Compiled by Patricia Anderson and Santos Tale Tax


Experts and community leaders from around the world met held an International Conference on Mining in Antigua, Guatemala last week. Members of communities affected by mining gave testament to the contaminated water, desertification and general community conflict caused by mines. Pedro Pinto, of Honduras, commented: “The extraction of gold in my country has been going on for five years and has caused the death of several animals on two occasions because the cyanide used to extract the metal has contaminated the rivers.” Guatemalan delegates emphasized the importance of respecting community voices in the mining process.

On its closing day, the International Conference published a declaration detailing the ways in which mining companies enjoy impunity. The statement notes how mining companies damage the environment and the health of their workers and surrounding communities with rare regulations or sanctions from Latin American governments.

In response to the Conference, Douglas González, director of the Mining Guild, said: “In Guatemala we have no cases of environmental catastrophe due to mining; and since the technology used has advanced considerably, the impact on the environment has been mitigated. The population of Guatemala has no reason to worry.”


An outbreak of dengue in the Eastern department of Izabal has caused 170 people to be hospitalized. Ninety-two of the cases have been reported by the department as hemorrhaging dengue, all of which are children under the age of 13. However, the Ministry of Health has only reported 18 hemorrhaging cases. Hospital workers have denounced the Ministry of Health for its unwillingness to confirm all hemorrhaging cases, its lack of preventative measures and its overall poor management of the outbreak. Nine children died due to dengue last week.

The number of gripe A cases (H1N1)—Swine Flu — has risen to 624, an increase of 92 people since July 31.


In the department of Izabal, 5,197 square kilometers of virgin forests are cut down per year to make way for expanding agriculture and growing urban areas. Forty percent of the department’s lands are protected, making a portion of the deforestation illegal. The National Counsel of Protected Areas has urged vigilance, control and community education to prevent illicit deforestation.

Climate Change

An exceptionally dry rainy season with unseasonable frost has caused wide-spread crop damage – the estimated at crop loss totals 38,000 quetzales. These uncharacteristic weather patterns have been attributed to overall climate change. More than 16,000 families have been affected, and corn production is down 40%. Crop production is not expected to better in 2010 due to the long draughts and characteristic cold of El Niño.


Due to the long dry spell, three thousand communities are in risk of hunger and starvation. In the department of Zacapa 17 children have died this year from severe malnutrition and related diseases such as diarrhea.


The Basic Cost of Living has risen 2.8 quetzales in the last month and 18.99 quetzales in the last year. The director of the National Institute of Statistics emphasized that only 7 of the 26 crops that make up the calculation have risen, and that 17 crops have actually dropped in price. The price of onions has increased the most, 16.5 percent since 2008.

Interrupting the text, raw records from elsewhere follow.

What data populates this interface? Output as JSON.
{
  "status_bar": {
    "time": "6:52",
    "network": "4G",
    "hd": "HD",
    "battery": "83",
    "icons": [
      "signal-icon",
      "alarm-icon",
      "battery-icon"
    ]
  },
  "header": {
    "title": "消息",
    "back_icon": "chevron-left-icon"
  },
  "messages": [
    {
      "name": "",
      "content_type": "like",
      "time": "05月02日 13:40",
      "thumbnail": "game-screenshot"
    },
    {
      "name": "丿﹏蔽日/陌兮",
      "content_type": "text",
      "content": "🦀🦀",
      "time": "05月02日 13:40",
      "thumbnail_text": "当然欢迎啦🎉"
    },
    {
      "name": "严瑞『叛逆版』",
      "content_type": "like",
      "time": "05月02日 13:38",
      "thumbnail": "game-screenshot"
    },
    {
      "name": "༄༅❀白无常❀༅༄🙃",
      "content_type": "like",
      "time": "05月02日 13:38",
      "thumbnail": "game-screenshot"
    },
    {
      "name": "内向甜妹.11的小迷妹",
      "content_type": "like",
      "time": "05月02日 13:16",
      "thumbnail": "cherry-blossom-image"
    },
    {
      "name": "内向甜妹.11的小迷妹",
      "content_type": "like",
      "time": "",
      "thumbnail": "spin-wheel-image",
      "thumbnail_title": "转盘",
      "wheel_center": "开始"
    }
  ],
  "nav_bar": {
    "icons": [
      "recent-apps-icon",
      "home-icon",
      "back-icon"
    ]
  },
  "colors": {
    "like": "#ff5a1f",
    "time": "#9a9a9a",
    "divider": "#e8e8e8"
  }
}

Analysts from the Association of Investigation and Social Studies say that the government of Guatemala had too small of a vision and invested too late in the economy when faced with last fall’s economic crisis. While time was being spent coming to an agreement about inversion, commerce and consumption fell by 8 percent. In relation to last year, commerce has fallen by 1.7 percent overall in Central America, compared to the 1 percent decrease in the United States.

Women’s Rights

400 women have been violently killed since the start of the year, 6 in the last week. Human rights attorney Sergio Morales says that 82 percent of the women were killed strictly because they were women. However under the current laws, only 19 can be classified and charged as femicide. 56 of the women were under the age 18. A large number of the victims were raped, tortured or dismembered.

Migration and the Economy

Remittances have fallen 9.5 percent in the first seven months of 2009, a difference of 248.2 million USD. Remittances were highest in July of this year, with 365.3 million USD entering the country. However, this number still falls sort of the 409.66 million USD seen in July 2008.

In 2008, more than 4 billion dollars were sent back to Guatemala in the form of remittances. Remittances make up 12 percent of Guatemala’s GDP and sustain at least 1 million Guatemalan households.